Bavarian Nordic has licensed a cell line from Valneva to help it manufacture vaccines based on its modified vaccinia Ankara (MVA) vaccine platform currently used on a smallpox shot and a cancer vaccine.
An alternative to the widely used chicken eggs for large-scale production of vaccines, Valneva’s EB66 cell line, derived from duck embryonic stem cells, can be used for the manufacture of 20 different families of viruses, including inactivated viruses, live attenuated viruses and live vectors as vaccine components.
A 2016 research paper published by Elsevier showed that the EB66 cell line is a valuable cell substrate for production of MVA-based vaccine, several candidates of which Bavarian Nordic is developing. The study shows that the cells could propagate MVA viruses efficiently, while preserving viral attenuation and transgene expression for up to 20 serial passages. The cells' rapid growth rate also allows manufacture and purification of a recombinant MVA virus at the clinical production scale (100 L) in just three weeks.
Bavarian Nordic’s vaccine candidates currently use chicken embryonic fibroblast, and this new licensing deal gives the company the opportunity to switch to Valneva’s technology for production of its MVA-based vaccines. The companies did not disclose financial terms of the deal, but did say it includes upfront payments, milestones and future royalties on sales, and that Valneva will support BN with the manufacturing process.

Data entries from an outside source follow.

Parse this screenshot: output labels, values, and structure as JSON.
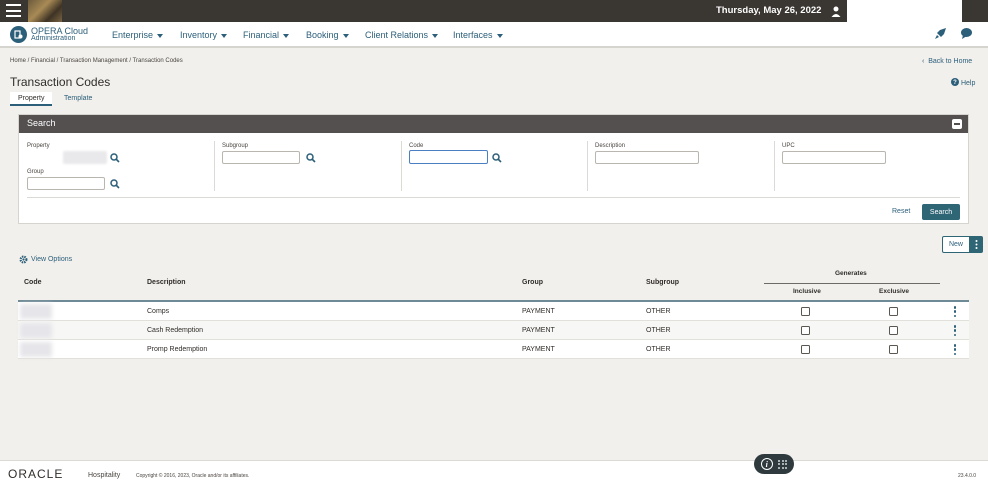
{
  "topbar": {
    "date": "Thursday, May 26, 2022"
  },
  "brand": {
    "title": "OPERA Cloud",
    "subtitle": "Administration"
  },
  "nav": {
    "items": [
      {
        "label": "Enterprise"
      },
      {
        "label": "Inventory"
      },
      {
        "label": "Financial"
      },
      {
        "label": "Booking"
      },
      {
        "label": "Client Relations"
      },
      {
        "label": "Interfaces"
      }
    ]
  },
  "breadcrumb": "Home / Financial / Transaction Management / Transaction Codes",
  "back_home": "Back to Home",
  "page_title": "Transaction Codes",
  "help": "Help",
  "tabs": [
    {
      "label": "Property"
    },
    {
      "label": "Template"
    }
  ],
  "search": {
    "title": "Search",
    "fields": {
      "property": {
        "label": "Property"
      },
      "group": {
        "label": "Group",
        "value": ""
      },
      "subgroup": {
        "label": "Subgroup",
        "value": ""
      },
      "code": {
        "label": "Code",
        "value": ""
      },
      "description": {
        "label": "Description",
        "value": ""
      },
      "upc": {
        "label": "UPC",
        "value": ""
      }
    },
    "reset_label": "Reset",
    "search_label": "Search"
  },
  "new_label": "New",
  "view_options": "View Options",
  "table": {
    "headers": {
      "code": "Code",
      "description": "Description",
      "group": "Group",
      "subgroup": "Subgroup",
      "generates": "Generates",
      "inclusive": "Inclusive",
      "exclusive": "Exclusive"
    },
    "rows": [
      {
        "description": "Comps",
        "group": "PAYMENT",
        "subgroup": "OTHER",
        "inclusive": false,
        "exclusive": false
      },
      {
        "description": "Cash Redemption",
        "group": "PAYMENT",
        "subgroup": "OTHER",
        "inclusive": false,
        "exclusive": false
      },
      {
        "description": "Promp Redemption",
        "group": "PAYMENT",
        "subgroup": "OTHER",
        "inclusive": false,
        "exclusive": false
      }
    ]
  },
  "footer": {
    "oracle": "ORACLE",
    "hospitality": "Hospitality",
    "copyright": "Copyright © 2016, 2023, Oracle and/or its affiliates.",
    "version": "23.4.0.0"
  },
  "colors": {
    "accent": "#2c5f7a",
    "topbar": "#3a3632",
    "search_header": "#545050",
    "primary_button": "#2f6676"
  }
}
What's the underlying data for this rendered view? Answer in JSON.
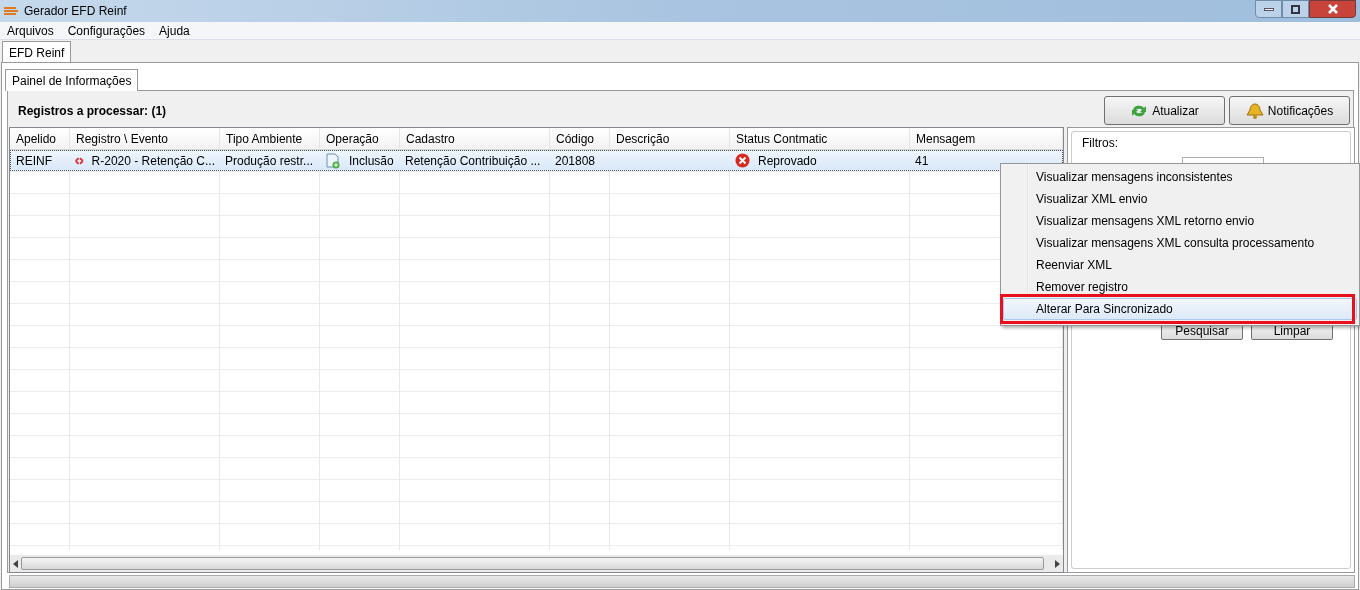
{
  "window": {
    "title": "Gerador EFD Reinf"
  },
  "menu_bar": [
    {
      "label": "Arquivos"
    },
    {
      "label": "Configurações"
    },
    {
      "label": "Ajuda"
    }
  ],
  "tabs": [
    {
      "label": "EFD Reinf",
      "selected": true
    }
  ],
  "inner_tabs": [
    {
      "label": "Painel de Informações",
      "selected": true
    }
  ],
  "heading": "Registros a processar: (1)",
  "toolbar_buttons": [
    {
      "label": "Atualizar",
      "kind": "refresh"
    },
    {
      "label": "Notificações",
      "kind": "bell"
    }
  ],
  "table": {
    "columns": [
      "Apelido",
      "Registro \\ Evento",
      "Tipo Ambiente",
      "Operação",
      "Cadastro",
      "Código",
      "Descrição",
      "Status Contmatic",
      "Mensagem"
    ],
    "rows": [
      {
        "selected": true,
        "cells": [
          "REINF",
          "R-2020 - Retenção C...",
          "Produção restr...",
          "Inclusão",
          "Retenção Contribuição ...",
          "201808",
          "",
          "Reprovado",
          "41"
        ]
      }
    ]
  },
  "filters": {
    "title": "Filtros:",
    "buttons": [
      "Pesquisar",
      "Limpar"
    ]
  },
  "context_menu": [
    {
      "label": "Visualizar mensagens inconsistentes",
      "selected": false
    },
    {
      "label": "Visualizar XML envio",
      "selected": false
    },
    {
      "label": "Visualizar mensagens XML retorno envio",
      "selected": false
    },
    {
      "label": "Visualizar mensagens XML consulta processamento",
      "selected": false
    },
    {
      "label": "Reenviar XML",
      "selected": false
    },
    {
      "label": "Remover registro",
      "selected": false
    },
    {
      "label": "Alterar Para Sincronizado",
      "selected": true
    }
  ]
}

A pandemic H5N1 influenza vaccine by a partnership between Chemo-Sero Therapeutic Research Institute and GlaxoSmithKline that was approved in Japan in March 2014 was the first human vaccine produced in the EB66 cell line.
Right now, the Lyon, France-based vaccine biotech holds more than 35 licensing agreements with biopharma companies involving application of EB66 in both human and veterinary vaccines.
In a statement, Valneva execs called the partnership with Bavarian Nordic strategically important for the biotech “as it could be the first time that a late stage clinical vaccine development program is transferred to our EB66 cell line and could therefore set a precedent.”
MVA-BN is a further attenuated version of the MVA virus, which is itself an attenuated strain of a poxvirus. The Danish biotech has already used the technology on its smallpox vaccine marketed as Imvamune in Canada and as Imvanex in the EU, and it is currently in a phase 3 study, gunning for an FDA approval.
Other than infectious disease, Bavarian Nordic is also developing a cancer vaccine called CV301 based on the MVA-BN platform. That vaccine is being paired with Opdivo and Tecentriq as cancer combo therapies in early-phase clinical trials.